I know what it feels like to be at your wits end, and it seems like there is no end in sight to that pile of pee-soaked laundry, but I just want you to know that there ARE options out there to try! Experiment to see what works best for your child AND for your family, and stop dreading waking up to that aroma of ammonia every morning.
||This term has changed to mean different things over time. But originally a Hybrid diaper meant it was a diaper that could be either a disposable diaper OR a cloth diaper depending on the insert you used. gDiapers and Flip diapers are examples.

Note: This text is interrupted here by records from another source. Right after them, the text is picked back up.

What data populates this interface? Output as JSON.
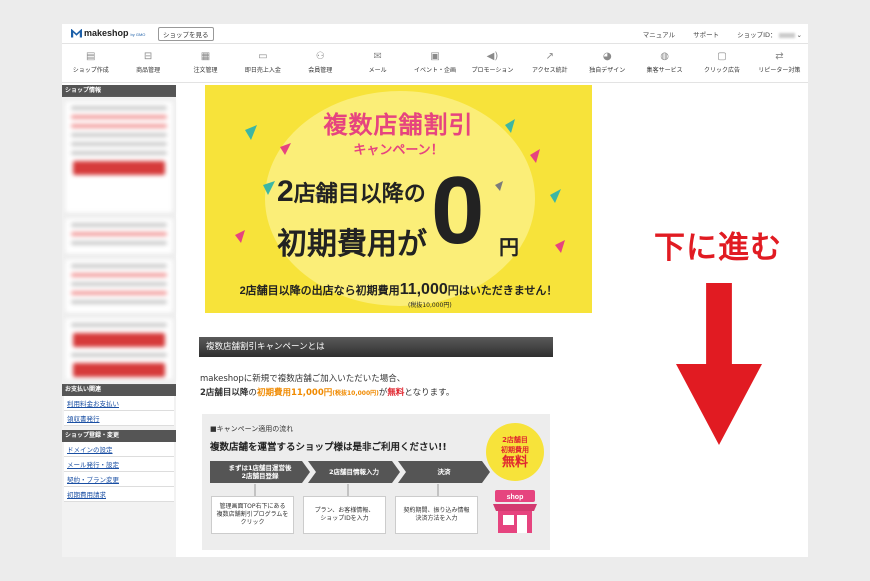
{
  "topbar": {
    "logo_text": "makeshop",
    "logo_sub": "by GMO",
    "shop_button": "ショップを見る",
    "links": [
      "マニュアル",
      "サポート"
    ],
    "shop_id_label": "ショップID：",
    "dropdown_caret": "⌄"
  },
  "nav": {
    "items": [
      {
        "label": "ショップ作成",
        "icon": "store-icon",
        "glyph": "▤"
      },
      {
        "label": "商品管理",
        "icon": "basket-icon",
        "glyph": "⊟"
      },
      {
        "label": "注文管理",
        "icon": "clipboard-icon",
        "glyph": "▦"
      },
      {
        "label": "即日売上入金",
        "icon": "folder-icon",
        "glyph": "▭"
      },
      {
        "label": "会員管理",
        "icon": "users-icon",
        "glyph": "⚇"
      },
      {
        "label": "メール",
        "icon": "mail-icon",
        "glyph": "✉"
      },
      {
        "label": "イベント・企画",
        "icon": "calendar-icon",
        "glyph": "▣"
      },
      {
        "label": "プロモーション",
        "icon": "megaphone-icon",
        "glyph": "◀)"
      },
      {
        "label": "アクセス統計",
        "icon": "chart-line-icon",
        "glyph": "↗"
      },
      {
        "label": "独自デザイン",
        "icon": "palette-icon",
        "glyph": "◕"
      },
      {
        "label": "集客サービス",
        "icon": "globe-icon",
        "glyph": "◍"
      },
      {
        "label": "クリック広告",
        "icon": "mouse-icon",
        "glyph": "▢"
      },
      {
        "label": "リピーター対策",
        "icon": "repeat-icon",
        "glyph": "⇄"
      }
    ]
  },
  "sidebar": {
    "shop_info_header": "ショップ情報",
    "payment_header": "お支払い関連",
    "payment_links": [
      "利用料金お支払い",
      "領収書発行"
    ],
    "register_header": "ショップ登録・変更",
    "register_links": [
      "ドメインの設定",
      "メール発行・設定",
      "契約・プラン変更",
      "初期費用請求"
    ]
  },
  "banner": {
    "title": "複数店舗割引",
    "subtitle": "キャンペーン！",
    "line1_big": "2",
    "line1": "店舗目以降の",
    "line2": "初期費用が",
    "zero": "0",
    "yen": "円",
    "note_pre": "2店舗目以降の出店なら初期費用",
    "note_amount": "11,000",
    "note_post": "円はいただきません！",
    "tax_note": "(税抜10,000円)"
  },
  "section": {
    "header": "複数店舗割引キャンペーンとは",
    "text1": "makeshopに新規で複数店舗ご加入いただいた場合、",
    "text2_a": "2店舗目以降",
    "text2_b": "の",
    "text2_c": "初期費用11,000円",
    "text2_d": "(税抜10,000円)",
    "text2_e": "が",
    "text2_f": "無料",
    "text2_g": "となります。"
  },
  "flow": {
    "title": "■キャンペーン適用の流れ",
    "headline": "複数店舗を運営するショップ様は是非ご利用ください!!",
    "steps": [
      "まずは1店舗目運営後\n2店舗目登録",
      "2店舗目情報入力",
      "決済"
    ],
    "descriptions": [
      "管理画面TOP右下にある\n複数店舗割引プログラムを\nクリック",
      "プラン、お客様情報、\nショップIDを入力",
      "契約期間、振り込み情報\n決済方法を入力"
    ],
    "badge_line1": "2店舗目",
    "badge_line2": "初期費用",
    "badge_line3": "無料",
    "shop_label": "shop"
  },
  "annotation": {
    "text": "下に進む"
  },
  "colors": {
    "accent_red": "#e11b22",
    "pink": "#e6447f",
    "banner_yellow": "#f7e33a",
    "orange": "#f08a00"
  }
}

||A cloth diaper shaped like a regular disposable diaper only made out of completely absorbent materials. They can be fastened with hook & loop (like Velcro), snaps, or by using diaper pins, a Snappi, or Boingos. A cover must be used over the top to make it waterproof.
||The “old-school” diapers that your parents probably used. They are a large rectangle with a thicker center. Most of us used these as burp cloths. My favorites are GMD/Cloth-eeze Prefold diapers available at www.GreenMountainDiapers.com. Do NOT be fooled by Gerber diapers with their so-called “absorbent polyester padded center.” Polyester batting IS NOT absorbent and using these as diapers will make anyone want to give up on cloth.
||Normally a polyester fabric covered with a polyurethane laminate on one side (or sometimes sandwiched between two layers of polyester) to make it waterproof.
||Underwear shaped diaper cover. Normally made of either Polyester Fleece or Wool. Both options are water resistant and can be used as either a breathable diaper cover or as extra protection over a cloth OR disposable diaper.
||Old school. Your parents and grandparents used these types of pins to secure diapers on their babies. Believe it or not, you can still find them in stores like Kmart or online. They are NOT the same as safety pins which like to pop open randomly. Please NEVER use a safety pin on your child’s diaper.
||A shaped plastic diaper fastener. It has little grippy teeth (like the type used to secure an ace bandage) that you push into the cloth of the diaper starting on one side, stretch across to the other side to secure, and then pull down the bottom of the “T” to secure it in the center. Snappis come in two sizes, one for babies, and one for toddlers.
||Very similar to the Snappi in that they have the same grippy teeth, only Boingos come as two separate pieces to attach the diaper at each hip. These are excellent for the older child!
||Think: TurbieTwist hair towel, or those fast drying car detailing towels. These are made up of millions of teeny tiny fibers that drink up moisture extremely fast! The downside to MF, though? Fluids squish out easily and they also tend to have stinky and repelling issues if you aren’t careful about the way you wash and care for it.
||A cloth diaper fabric that absorbs extremely fast, holds a lot, and holds it well! Zorb also does not have the repelling and stinky issues that microfiber can have. From the manufacturer: Zorb “absorbs 10x its weight in moisture in half a second. Reduce(s) compression wicking. Under normal use will retain 3 times the moisture of microfiber terry.”